## Your objective:
For each line below that contains the word "Live", return that line.

Data about app and page elements
-------

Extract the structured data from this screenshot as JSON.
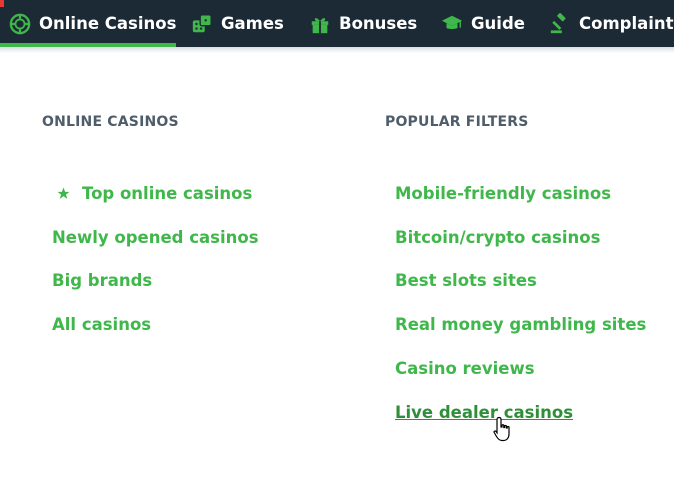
{
  "nav": {
    "items": [
      {
        "label": "Online Casinos",
        "icon": "casino-chip-icon"
      },
      {
        "label": "Games",
        "icon": "dice-icon"
      },
      {
        "label": "Bonuses",
        "icon": "gift-icon"
      },
      {
        "label": "Guide",
        "icon": "graduation-cap-icon"
      },
      {
        "label": "Complaints",
        "icon": "gavel-icon"
      }
    ],
    "active_index": 0
  },
  "dropdown": {
    "left_column": {
      "title": "ONLINE CASINOS",
      "links": [
        "Top online casinos",
        "Newly opened casinos",
        "Big brands",
        "All casinos"
      ]
    },
    "right_column": {
      "title": "POPULAR FILTERS",
      "links": [
        "Mobile-friendly casinos",
        "Bitcoin/crypto casinos",
        "Best slots sites",
        "Real money gambling sites",
        "Casino reviews",
        "Live dealer casinos"
      ]
    },
    "hovered_link": "Live dealer casinos"
  },
  "colors": {
    "navbar_bg": "#1c2a35",
    "accent_green": "#3fb74b",
    "hover_green": "#2f8f39",
    "section_title": "#4e5d69"
  }
}
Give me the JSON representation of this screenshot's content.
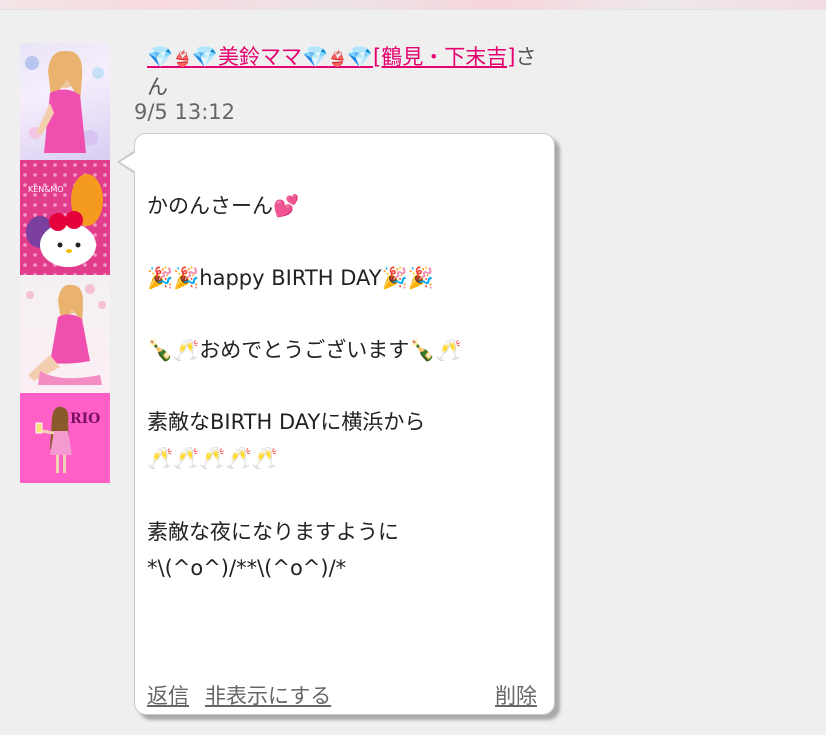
{
  "post": {
    "poster_gem1": "💎",
    "poster_bra1": "👙",
    "poster_gem2": "💎",
    "poster_name_main": "美鈴ママ",
    "poster_gem3": "💎",
    "poster_bra2": "👙",
    "poster_gem4": "💎",
    "poster_location": "[鶴見・下末吉]",
    "poster_suffix": "さん",
    "timestamp": "9/5 13:12"
  },
  "message": {
    "line1": "かのんさーん💕",
    "line2": "🎉🎉happy BIRTH DAY🎉🎉",
    "line3": "🍾🥂おめでとうございます🍾🥂",
    "line4": "素敵なBIRTH DAYに横浜から",
    "line5": "🥂🥂🥂🥂🥂",
    "line6": "素敵な夜になりますように",
    "line7": "*\\(^o^)/**\\(^o^)/*"
  },
  "actions": {
    "reply": "返信",
    "hide": "非表示にする",
    "delete": "削除"
  },
  "colors": {
    "link_pink": "#e4006e",
    "background": "#efefef"
  }
}
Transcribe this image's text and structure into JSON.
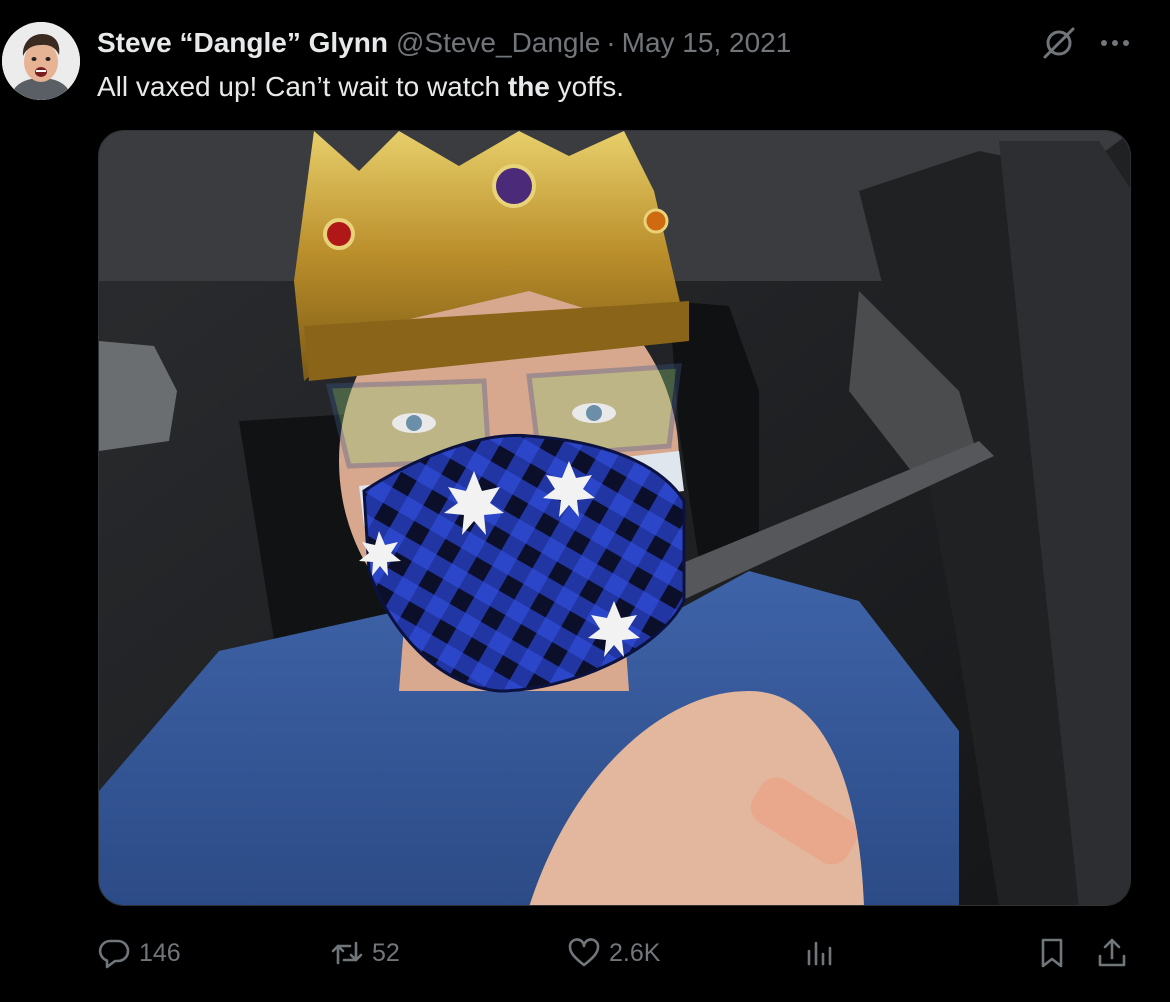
{
  "author": {
    "display_name": "Steve “Dangle” Glynn",
    "handle": "@Steve_Dangle",
    "separator": "·",
    "date": "May 15, 2021",
    "avatar_icon": "avatar-photo"
  },
  "tweet": {
    "text_before": "All vaxed up! Can’t wait to watch ",
    "text_bold": "the",
    "text_after": " yoffs."
  },
  "media": {
    "alt": "Selfie in a car wearing a gold crown, glasses and a Toronto Maple Leafs face mask with a bandage on the shoulder"
  },
  "actions": {
    "replies": "146",
    "reposts": "52",
    "likes": "2.6K",
    "views_icon": "analytics-icon",
    "bookmark_icon": "bookmark-icon",
    "share_icon": "share-icon"
  },
  "colors": {
    "background": "#000000",
    "text_primary": "#e7e9ea",
    "text_secondary": "#71767b",
    "border": "#2f3336"
  }
}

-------

## Written solution:
        "Live dealer casinos"
    "hovered_link": "Live dealer casinos"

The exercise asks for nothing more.